Communicating on the Front Lines of a Pandemic
Public relations professionals are time and time again the backbone of communications and community building within their industries. Throughout the COVID-19 pandemic, Kent State alumni in healthcare fields have been put to the test to deliver important and timely responses to their network through both internal and external communications.
Deborah (Pritchard) Less, ‘09, Communications Manager for the Cleveland Clinic, finds her role as an internal communications professional is to keep all caregivers (the term used to identify all employees) “informed, motivated, and inspired.”
“With so much change, fatigue and uncertainty — we did, and continue to do, anything possible to help caregivers care for our patients, one another and themselves. We’re here for each other like family,” said Less, who majored in public relations. “While the pandemic has been exhausting, it’s also part of our role to provide some relief and inspiration — whether by sharing well-being resources or recognizing a team who provided exceptional patient care through storytelling.”
While public relations professionals in healthcare have been faced with the challenge of conveying urgent information and answering hard questions, Less notes that “transparency and trust is critical” in this work.
Part of this transparency lies within keeping communities informed.
For public relations alumna Rebecca (Odell) Oleksa, ‘10, Digital Content Account Manager for Nationwide Children’s Hospital in Columbus, keeping the website NationwideChildrens.org up to date with the most current COVID-19 information is an essential part of her work.
While working in a children's hospital, a part of Oleksa’s communication challenges deals with informing and educating parents about vaccines — and finding a balance between informing and respecting families’ decisions.
“Parents know their children best. They need information to make these decisions, and while there is a wealth of information at our fingertips all the time, sometimes the information can be confusing or conflicting,” Oleksa said. “We’ve been committed to ensuring families have reliable, accurate information from medical experts so they can make informed decisions for their families.”
Working in the healthcare industry during the pandemic has opened new challenges for these professionals, challenging their communication and crisis management skills.
“The pandemic has honed crisis and changed communication skills — to listen, to ask the right questions, to work efficiently, to think strategically but not overthink, to go with your gut, and then assess and discuss what worked, and what didn’t, so you continue to improve,” Less said. “It’s also improved my ability to pivot priorities at a moment’s notice.”
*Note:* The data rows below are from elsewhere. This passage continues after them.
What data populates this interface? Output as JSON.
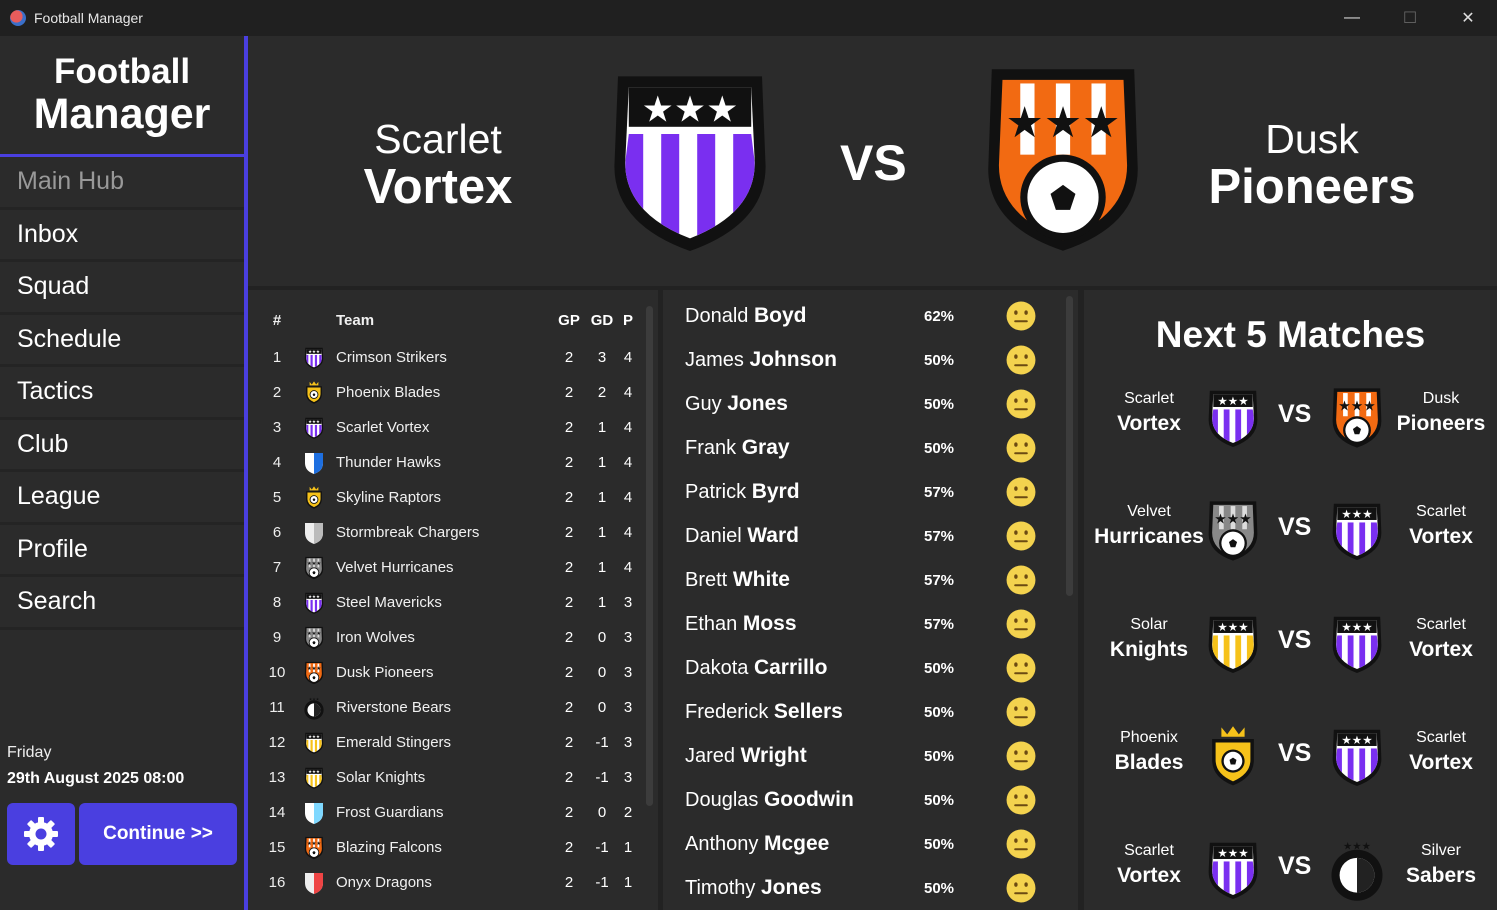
{
  "window": {
    "title": "Football Manager",
    "minimize": "—",
    "maximize": "☐",
    "close": "✕"
  },
  "brand": {
    "line1": "Football",
    "line2": "Manager"
  },
  "nav": [
    {
      "label": "Main Hub",
      "active": true
    },
    {
      "label": "Inbox"
    },
    {
      "label": "Squad"
    },
    {
      "label": "Schedule"
    },
    {
      "label": "Tactics"
    },
    {
      "label": "Club"
    },
    {
      "label": "League"
    },
    {
      "label": "Profile"
    },
    {
      "label": "Search"
    }
  ],
  "datetime": {
    "day": "Friday",
    "date": "29th August 2025 08:00"
  },
  "continue_label": "Continue >>",
  "header": {
    "home": {
      "first": "Scarlet",
      "last": "Vortex"
    },
    "vs": "VS",
    "away": {
      "first": "Dusk",
      "last": "Pioneers"
    }
  },
  "standings": {
    "columns": {
      "pos": "#",
      "team": "Team",
      "gp": "GP",
      "gd": "GD",
      "p": "P"
    },
    "rows": [
      {
        "pos": "1",
        "team": "Crimson Strikers",
        "gp": "2",
        "gd": "3",
        "p": "4",
        "badge": "crimson-strikers-crest-icon"
      },
      {
        "pos": "2",
        "team": "Phoenix Blades",
        "gp": "2",
        "gd": "2",
        "p": "4",
        "badge": "phoenix-blades-crest-icon"
      },
      {
        "pos": "3",
        "team": "Scarlet Vortex",
        "gp": "2",
        "gd": "1",
        "p": "4",
        "badge": "scarlet-vortex-crest-icon"
      },
      {
        "pos": "4",
        "team": "Thunder Hawks",
        "gp": "2",
        "gd": "1",
        "p": "4",
        "badge": "thunder-hawks-crest-icon"
      },
      {
        "pos": "5",
        "team": "Skyline Raptors",
        "gp": "2",
        "gd": "1",
        "p": "4",
        "badge": "skyline-raptors-crest-icon"
      },
      {
        "pos": "6",
        "team": "Stormbreak Chargers",
        "gp": "2",
        "gd": "1",
        "p": "4",
        "badge": "stormbreak-chargers-crest-icon"
      },
      {
        "pos": "7",
        "team": "Velvet Hurricanes",
        "gp": "2",
        "gd": "1",
        "p": "4",
        "badge": "velvet-hurricanes-crest-icon"
      },
      {
        "pos": "8",
        "team": "Steel Mavericks",
        "gp": "2",
        "gd": "1",
        "p": "3",
        "badge": "steel-mavericks-crest-icon"
      },
      {
        "pos": "9",
        "team": "Iron Wolves",
        "gp": "2",
        "gd": "0",
        "p": "3",
        "badge": "iron-wolves-crest-icon"
      },
      {
        "pos": "10",
        "team": "Dusk Pioneers",
        "gp": "2",
        "gd": "0",
        "p": "3",
        "badge": "dusk-pioneers-crest-icon"
      },
      {
        "pos": "11",
        "team": "Riverstone Bears",
        "gp": "2",
        "gd": "0",
        "p": "3",
        "badge": "riverstone-bears-crest-icon"
      },
      {
        "pos": "12",
        "team": "Emerald Stingers",
        "gp": "2",
        "gd": "-1",
        "p": "3",
        "badge": "emerald-stingers-crest-icon"
      },
      {
        "pos": "13",
        "team": "Solar Knights",
        "gp": "2",
        "gd": "-1",
        "p": "3",
        "badge": "solar-knights-crest-icon"
      },
      {
        "pos": "14",
        "team": "Frost Guardians",
        "gp": "2",
        "gd": "0",
        "p": "2",
        "badge": "frost-guardians-crest-icon"
      },
      {
        "pos": "15",
        "team": "Blazing Falcons",
        "gp": "2",
        "gd": "-1",
        "p": "1",
        "badge": "blazing-falcons-crest-icon"
      },
      {
        "pos": "16",
        "team": "Onyx Dragons",
        "gp": "2",
        "gd": "-1",
        "p": "1",
        "badge": "onyx-dragons-crest-icon"
      }
    ]
  },
  "players": [
    {
      "first": "Donald",
      "last": "Boyd",
      "pct": "62%"
    },
    {
      "first": "James",
      "last": "Johnson",
      "pct": "50%"
    },
    {
      "first": "Guy",
      "last": "Jones",
      "pct": "50%"
    },
    {
      "first": "Frank",
      "last": "Gray",
      "pct": "50%"
    },
    {
      "first": "Patrick",
      "last": "Byrd",
      "pct": "57%"
    },
    {
      "first": "Daniel",
      "last": "Ward",
      "pct": "57%"
    },
    {
      "first": "Brett",
      "last": "White",
      "pct": "57%"
    },
    {
      "first": "Ethan",
      "last": "Moss",
      "pct": "57%"
    },
    {
      "first": "Dakota",
      "last": "Carrillo",
      "pct": "50%"
    },
    {
      "first": "Frederick",
      "last": "Sellers",
      "pct": "50%"
    },
    {
      "first": "Jared",
      "last": "Wright",
      "pct": "50%"
    },
    {
      "first": "Douglas",
      "last": "Goodwin",
      "pct": "50%"
    },
    {
      "first": "Anthony",
      "last": "Mcgee",
      "pct": "50%"
    },
    {
      "first": "Timothy",
      "last": "Jones",
      "pct": "50%"
    }
  ],
  "next_matches": {
    "title": "Next 5 Matches",
    "matches": [
      {
        "home_first": "Scarlet",
        "home_last": "Vortex",
        "away_first": "Dusk",
        "away_last": "Pioneers",
        "vs": "VS"
      },
      {
        "home_first": "Velvet",
        "home_last": "Hurricanes",
        "away_first": "Scarlet",
        "away_last": "Vortex",
        "vs": "VS"
      },
      {
        "home_first": "Solar",
        "home_last": "Knights",
        "away_first": "Scarlet",
        "away_last": "Vortex",
        "vs": "VS"
      },
      {
        "home_first": "Phoenix",
        "home_last": "Blades",
        "away_first": "Scarlet",
        "away_last": "Vortex",
        "vs": "VS"
      },
      {
        "home_first": "Scarlet",
        "home_last": "Vortex",
        "away_first": "Silver",
        "away_last": "Sabers",
        "vs": "VS"
      }
    ]
  },
  "colors": {
    "accent": "#4a3fe0",
    "purple_stripe": "#7a2ff0",
    "orange": "#f26a12",
    "gold": "#f6c21a",
    "face": "#f3d24e"
  }
}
Abby Winternitz, ‘19, was only a few months into her professional career at Bon Secours Mercy Health in Cincinnati when the pandemic hit.
“I like to think it’s made me a more empathetic communicator — it’s not every day that the thing you’re communicating is also something you’re experiencing on a personal level,” said Winternitz, who majored in public relations. “Even though it was a scary and terrible period for all of us, that shared experience of community we felt at the beginning of the pandemic was arguably more impactful than any other campaign I had worked on to that point.”
Though the pandemic has opened a world of new challenges for these healthcare professionals, there is a sense of what could have been if the pandemic had not arisen.
“That early part of my professional career seems unfinished,” Winternitz said. “I’ll go back every now and then to my old desk to pick things up (even though I’ve been fully remote since March of 2020), and it feels like a completely different job.”
Less also recalls the uncertainty of the pandemic’s early days.
“I remember sitting in our conference room back in March 2020 when my manager told us our team would be working remote for a while. It feels surreal now,” Less said. “... In the beginning, all resources were focused on COVID-19. Non-pandemic related business halted; this was everything from events and conferences to non-essential procedures. Our team was able to focus on COVID-19 support. We covered all shifts seven days a week as needed.”
Months in, Less and her team took a deep breath, uncertain how long this pandemic would continue.
“We reassessed and discussed how we could make our work sustainable,” she said. “At one point, the organization (and the world) started to phase in other priorities and initiatives while all being prepared to continue to overcome COVID-19. Today we continue to manage a mix of both.”
Through it all, Less says her team has never worked together stronger. All three alumnae credit the Kent State public relations sequence for preparing them for the challenges they’ve faced the past two years.
Winternitz attributes her knowledge of the industry to the hands-on public relations experiences and classes she took advantage of, particularly the PRSSA National Bateman Case Study Competition, where her client was With Purpose, a non-profit that advocates for childhood cancer research.
“Kent State professors emphasized that as communicators, we’re not just writers but strategic communications advisors helping our colleagues achieve their desired business outcome,” Less said. “We have a significant seat at the table. Our questions and advice can guide strategy and operations.
At the end of the day, these public relations healthcare professionals find a purpose for the work they do.
“The experience of communicating throughout the pandemic has been highly stressful and emotional – but also, strangely reaffirming of why I got into this line of work in the first place,” Winternitz said. “I am reminded daily of my purpose in helping to keep our associates, patients and their families safe.”